At the age of 6 months, Tomiko Yabumoto became an enemy of the state and moved with her parents to the Tule Lake War Relocation Center, one of the World War II Japanese-American internment camps. All three members of the family were born in California.
When released in 1946 to their Lincoln (Placer County) farm, the family had grown by two. In camp, the children saw their first snow, her mother knitted and made corsages from shells gathered on Tule’s ancient dry sea bed, her father worked in the mess hall and played the shakuhachi, a homemade bamboo flute, and a teenage uncle made a forbidden box camera. The film source? Unknown, but Yabumoto has personal photos documenting family and camp life.
After leaving camp, she assimilated into American culture when the family resettled in Lincoln and later Stockton, where an uncle had bought a hotel. During the dire postwar employment situation she learned about racism. When children called her a “Jap” for the first time, her mother’s instructions were, “tell them you are a Japanese AMERICAN.”
“I listened to ‘The Lone Ranger’ and ‘The Shadow’ radio programs – I was a tomboy, like a lot of girls – and drew with anything at hand. I learned how to play, just like the other kids.” At age 10, Yabumoto asked questions about religion, spoke Japanese and English and understood why her parents were watchful: not so much like the other kids.
After studying painting and fiber arts at San Jose State, Yabumoto taught middle school before joining the Peace Corps. The idea didn’t thrill her parents, but she talked them into it and was assigned to the Punjab in northern India. Staying on after the Peace Corps, she met many Tibetans and others who are curiously present in her life to the present day. In fact, several now live in Sonoma. In Japanese, “so no ma ma” means “things as they are.”

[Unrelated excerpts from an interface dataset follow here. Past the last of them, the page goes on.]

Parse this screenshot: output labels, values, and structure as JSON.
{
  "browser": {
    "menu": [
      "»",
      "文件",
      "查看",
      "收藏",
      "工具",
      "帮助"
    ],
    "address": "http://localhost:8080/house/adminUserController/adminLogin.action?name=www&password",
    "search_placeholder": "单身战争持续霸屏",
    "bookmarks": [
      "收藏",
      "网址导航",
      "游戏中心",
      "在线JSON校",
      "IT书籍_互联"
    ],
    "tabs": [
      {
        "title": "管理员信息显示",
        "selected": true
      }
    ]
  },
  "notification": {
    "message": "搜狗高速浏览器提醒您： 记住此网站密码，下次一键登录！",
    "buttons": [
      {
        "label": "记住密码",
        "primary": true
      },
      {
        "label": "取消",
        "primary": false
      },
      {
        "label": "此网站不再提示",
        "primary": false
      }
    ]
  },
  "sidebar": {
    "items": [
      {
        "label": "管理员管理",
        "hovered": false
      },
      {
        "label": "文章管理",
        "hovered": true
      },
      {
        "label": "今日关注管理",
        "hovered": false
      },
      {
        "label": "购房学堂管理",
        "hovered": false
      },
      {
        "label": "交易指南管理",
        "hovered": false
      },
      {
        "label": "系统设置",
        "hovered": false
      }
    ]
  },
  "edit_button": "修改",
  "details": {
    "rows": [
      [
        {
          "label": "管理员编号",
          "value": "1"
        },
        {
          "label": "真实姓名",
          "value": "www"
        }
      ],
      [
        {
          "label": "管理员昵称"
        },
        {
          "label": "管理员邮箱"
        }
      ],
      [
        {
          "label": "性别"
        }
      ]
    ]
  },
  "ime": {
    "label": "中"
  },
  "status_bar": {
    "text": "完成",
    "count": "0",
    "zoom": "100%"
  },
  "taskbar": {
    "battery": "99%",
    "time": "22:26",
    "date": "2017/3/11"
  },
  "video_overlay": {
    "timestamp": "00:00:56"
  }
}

Yabumoto’s paintings and drawings have since been exhibited in the United States, Canada, and Japan and are collected internationally. A friend from her Canada and India days (now also in Sonoma) suggested that they use her batik, create clothing and sell it at a Vancouver craft fair. They sold out, and Yabumoto went to Hawaii for further study. She recognized the flow of the pigment and the wax resist as something almost spiritual.
Invited to a formal tea ceremony (cha no yu) in Hawaii, she felt something unusual as she came into the room. Yabumoto turned to face a tiny Shodo piece. Shodo, or “the way of writing,” migrated to Japan in the sixth-century but was known in China 2,200 years earlier. The Japanese elevated the wet-ink-brush calligraphy to an art form that embraces six distinct styles. Literally the moment she saw it, Yabumoto knew she wanted to study Shodo. Admitting no barriers, she lived in Japan for seven years, becoming a student of Naka Sensei.
“The work with wax in fabric batiking in the ’70s segued into the brushwork of Shodo in the ’80s,” says Yabumoto. “I needed to study something more deeply. Learning the styles of writing offered a foundation to venture into avant garde Shodo.” Her first year in Osaka, she was invited by Naka Sensei to attend the Kyoto Mainichi-ten, Japan’s national calligraphy exhibition. She had no idea that a few years later she would be accepted into the same exhibition as well as the Keisei Exhibitions in Tokyo. Yabumoto commuted two hours every Wednesday to study with Sensei. They continued by correspondence when she returned to the U.S. in 1991.